Former Vice President Joe Biden released his plan to combat the coronavirus pandemic on Thursday during an address aimed at demonstrating a contrast with President Donald Trump's efforts.
"Unfortunately this virus laid bare the severe shortcomings of the current administration," Biden said in front of American flags at an event in Wilmington, Delaware. "Public fears are being compounded by pervasive lack of trust in this president."
Biden, the front-runner for the Democratic presidential nomination, said the Trump administration "has left us woefully unprepared for the exact crisis we now face."
Biden's plan combines a series of public health measures, including free public testing and rapid deployment of supplies, as well as economic measures such as emergency paid leave and the creation of a state and local emergency fund. The full details were posted to his campaign website as he spoke.
"We need bigger and broader measures to shore up the economic demand, protect jobs, keep credit flowing to our job creators and make sure we have the economic fire power we need to weather the storm and get the people and this economy back to full strength as soon as possible," Biden said during a 15-minute address.
Biden, who did not take questions, said the "core principle" of his plan was that "public health professionals must be the ones making our public health decisions and communicating with the American people."
"Downplaying it, being overly dismissive, or spreading misinformation is only going to hurt us and further advantage the spread of the disease," Biden said. "But neither should we panic or fall back on xenophobia.
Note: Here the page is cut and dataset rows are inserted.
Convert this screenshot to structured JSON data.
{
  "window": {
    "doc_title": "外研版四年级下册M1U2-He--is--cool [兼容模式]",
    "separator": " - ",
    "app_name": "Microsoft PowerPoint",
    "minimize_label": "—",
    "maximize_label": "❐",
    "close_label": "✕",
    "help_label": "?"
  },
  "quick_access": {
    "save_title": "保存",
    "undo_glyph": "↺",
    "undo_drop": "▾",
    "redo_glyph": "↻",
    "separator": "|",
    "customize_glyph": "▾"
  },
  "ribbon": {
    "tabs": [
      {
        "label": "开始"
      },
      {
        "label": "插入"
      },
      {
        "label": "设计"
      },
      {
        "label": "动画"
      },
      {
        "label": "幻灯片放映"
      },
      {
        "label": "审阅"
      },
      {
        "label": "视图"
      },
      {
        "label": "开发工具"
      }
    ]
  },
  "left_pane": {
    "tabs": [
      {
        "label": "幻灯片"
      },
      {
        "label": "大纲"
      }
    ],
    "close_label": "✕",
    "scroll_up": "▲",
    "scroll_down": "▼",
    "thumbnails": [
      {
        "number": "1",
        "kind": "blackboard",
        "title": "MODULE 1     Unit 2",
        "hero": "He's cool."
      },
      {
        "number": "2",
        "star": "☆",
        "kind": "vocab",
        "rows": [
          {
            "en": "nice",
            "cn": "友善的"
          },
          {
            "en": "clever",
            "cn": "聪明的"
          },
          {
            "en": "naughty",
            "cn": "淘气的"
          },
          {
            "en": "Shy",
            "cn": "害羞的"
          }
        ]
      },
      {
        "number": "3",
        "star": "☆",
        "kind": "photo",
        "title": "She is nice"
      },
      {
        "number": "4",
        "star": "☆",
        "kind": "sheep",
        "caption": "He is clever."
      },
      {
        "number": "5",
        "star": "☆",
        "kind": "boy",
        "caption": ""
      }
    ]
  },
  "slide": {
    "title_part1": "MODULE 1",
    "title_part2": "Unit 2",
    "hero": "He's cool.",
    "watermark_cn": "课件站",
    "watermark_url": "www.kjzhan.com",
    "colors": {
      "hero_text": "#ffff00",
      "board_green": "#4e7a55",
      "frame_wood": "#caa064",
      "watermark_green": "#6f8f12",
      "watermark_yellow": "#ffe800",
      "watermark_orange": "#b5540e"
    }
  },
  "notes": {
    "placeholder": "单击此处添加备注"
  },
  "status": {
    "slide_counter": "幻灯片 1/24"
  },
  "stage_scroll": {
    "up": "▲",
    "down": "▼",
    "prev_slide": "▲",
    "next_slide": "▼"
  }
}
Labeling COVID-19 a 'foreign virus' does not displace accountability for the misjudgments that have been taken thus far by the Trump administration."
In his Oval Office address Wednesday night, Trump referred to the coronavirus as "a foreign virus."
Biden's speech came a day after the campaign announced the formation of a coronavirus advisory committee that counts Obama administration veterans including former Surgeon General Dr. Vivek Murthy and former homeland security advisor Lisa Monaco.
Biden's rival for the nomination, Sen. Bernie Sanders, also outlined his vision for curbing damage from the coronavirus. In remarks from Vermont, he pushed for his signature "Medicare for All" proposal as a means to reduce costs for people who contract the virus.
He said "everyone in our country regardless of income or where they live must be able to get all of the health care that they need without cost." He called for free coronavirus tests, emergency funds for paid family and medical leave, unemployment assistance to people who lose their jobs due to the crisis and a moratorium on evictions and utility shutoffs for people unable to cover their bills.
The senator plans to stay in Washington after Sunday's Democratic debate with Biden, according to NBC News. The outbreak has hampered his ability to hold campaign events, and the Senate could vote next week on a package to respond to the economic effects of the pandemic
The Trump campaign responded to Biden's remarks in a statement that accused him of showing "terrible judgment and incompetence in the face of public health issues."
"The Obama White House had to publicly apologize for and clean up after Biden when his irresponsible remarks caused panic during the swine flu outbreak in 2009," the campaign said.
In his address Wednesday night, Trump announced a ban on travel to the U.S. from most of Europe for 30 days. He also said he would seek legislation from Congress on payroll tax relief among other economic measures for groups that are particularly affected by the virus.
"This is the most aggressive and comprehensive effort to confront a foreign virus in modern history," Trump said.
Biden said Thursday that "banning all travel from Europe or any other place in the world may slow it but, as we've seen it will not stop it."
"This disease could impact every nation and any person on the planet, and we need a plan for how we are going to aggressively manage it here at home," he said.
The rapidly spreading pandemic has infected about 125,000 people globally and killed at least 38 in the United States, according to data compiled by Johns Hopkins University.
Fears that the virus and efforts to contain it will halt global economic activity have sent financial markets plummeting around the world.